How to Stick to Long-Term Changes

By Leo Babauta

If you’re trying to lose weight or gain muscle, you can work really hard at it for a week … and see no change. The same goes for learning music or a language, or creating meaningful change in the world.

It’s hard to stick to long-term changes when you don’t get very immediate results. Seeing progress quickly can be very encouraging – so how do we find encouragement when we don’t see that quick progress?

Over the years, I have been able to stick to some big long-term changes: losing weight, working out to gain strength, training for marathons, creating a blog audience, and much more.
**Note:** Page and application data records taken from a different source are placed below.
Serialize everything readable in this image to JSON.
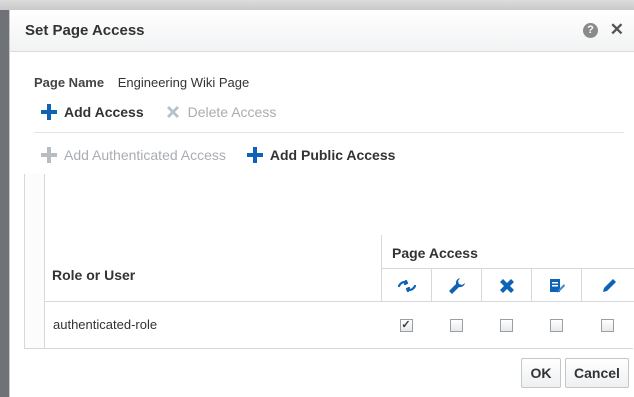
{
  "dialog": {
    "title": "Set Page Access"
  },
  "page_name": {
    "label": "Page Name",
    "value": "Engineering Wiki Page"
  },
  "toolbar": {
    "add_access": "Add Access",
    "delete_access": "Delete Access",
    "add_authenticated_access": "Add Authenticated Access",
    "add_public_access": "Add Public Access"
  },
  "table": {
    "role_header": "Role or User",
    "page_access_header": "Page Access",
    "access_columns": [
      "view-icon",
      "customize-icon",
      "delete-icon",
      "edit-icon",
      "update-icon"
    ],
    "rows": [
      {
        "role": "authenticated-role",
        "permissions": [
          true,
          false,
          false,
          false,
          false
        ]
      }
    ]
  },
  "buttons": {
    "ok": "OK",
    "cancel": "Cancel"
  },
  "colors": {
    "accent_blue": "#0d63b6",
    "disabled_gray": "#a9adb1",
    "border": "#d6d9dc"
  }
}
I still don’t find this stuff easy!

Let’s look at some of the things I’ve found helpful in sticking to long-term changes when we aren’t getting immediate results.

The Mindset

It’s important to recognize when we’re in a fragile mindset, which is something along the lines of, “If I don’t see progress right away, I give up!” This leads to fragility – which is a human thing, but it’s good to be aware that this is going on.

A more resilient mindset might be something like:

I should be clear that mindset takes practice. We don’t just decide to come from a new mindset, and it happens instantly. We will get stuck in the old mindset, and the practice is to recognize it, and practice the new one.

Ways to Encourage Yourself

If the thing you’re trying to achieve (improved health, learning a language, changing people’s hearts and minds) isn’t going to happen this week … then how do we find encouragement?

We need to look for more immediate ways to find reward, to sustain our long-term encouragement.

Here are some ways I’ve found helpful:

I hope these help. You don’t have to do all of them – I’d suggest playing with the ones that feel like they’ll encourage you. If those don’t work, try some of the others.

What long-term effort have you been struggling to stick to? Learn from the past failures, let them go, and give it another shot … but with more encouragement.